*** INPUT FOR THIS TASK Section Begins ***

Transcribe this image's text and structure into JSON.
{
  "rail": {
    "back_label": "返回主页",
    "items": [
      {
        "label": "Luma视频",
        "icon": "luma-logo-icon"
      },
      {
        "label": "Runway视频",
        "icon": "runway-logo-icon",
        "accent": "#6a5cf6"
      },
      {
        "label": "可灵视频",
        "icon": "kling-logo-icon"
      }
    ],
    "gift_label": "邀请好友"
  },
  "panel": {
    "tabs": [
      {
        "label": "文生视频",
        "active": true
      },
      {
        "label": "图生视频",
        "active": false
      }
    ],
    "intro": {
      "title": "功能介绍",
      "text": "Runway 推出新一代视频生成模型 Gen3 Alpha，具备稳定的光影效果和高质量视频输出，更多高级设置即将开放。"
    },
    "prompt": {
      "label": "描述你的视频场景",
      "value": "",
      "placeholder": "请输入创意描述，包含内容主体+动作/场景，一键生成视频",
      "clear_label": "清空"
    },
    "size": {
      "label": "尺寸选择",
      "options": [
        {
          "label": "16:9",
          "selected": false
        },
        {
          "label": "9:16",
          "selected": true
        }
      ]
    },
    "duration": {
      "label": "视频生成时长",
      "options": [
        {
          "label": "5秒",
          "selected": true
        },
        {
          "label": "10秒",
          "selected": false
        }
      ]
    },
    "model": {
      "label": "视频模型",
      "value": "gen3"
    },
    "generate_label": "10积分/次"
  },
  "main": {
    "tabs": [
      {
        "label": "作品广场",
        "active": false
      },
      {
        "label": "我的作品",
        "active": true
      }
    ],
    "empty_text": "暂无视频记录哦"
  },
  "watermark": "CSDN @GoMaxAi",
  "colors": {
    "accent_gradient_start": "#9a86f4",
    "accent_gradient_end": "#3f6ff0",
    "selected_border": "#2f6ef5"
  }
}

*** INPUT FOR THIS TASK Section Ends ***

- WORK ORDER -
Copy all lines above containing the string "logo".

- YOUR SOLUTION -
        "icon": "luma-logo-icon"
        "icon": "runway-logo-icon",
        "icon": "kling-logo-icon"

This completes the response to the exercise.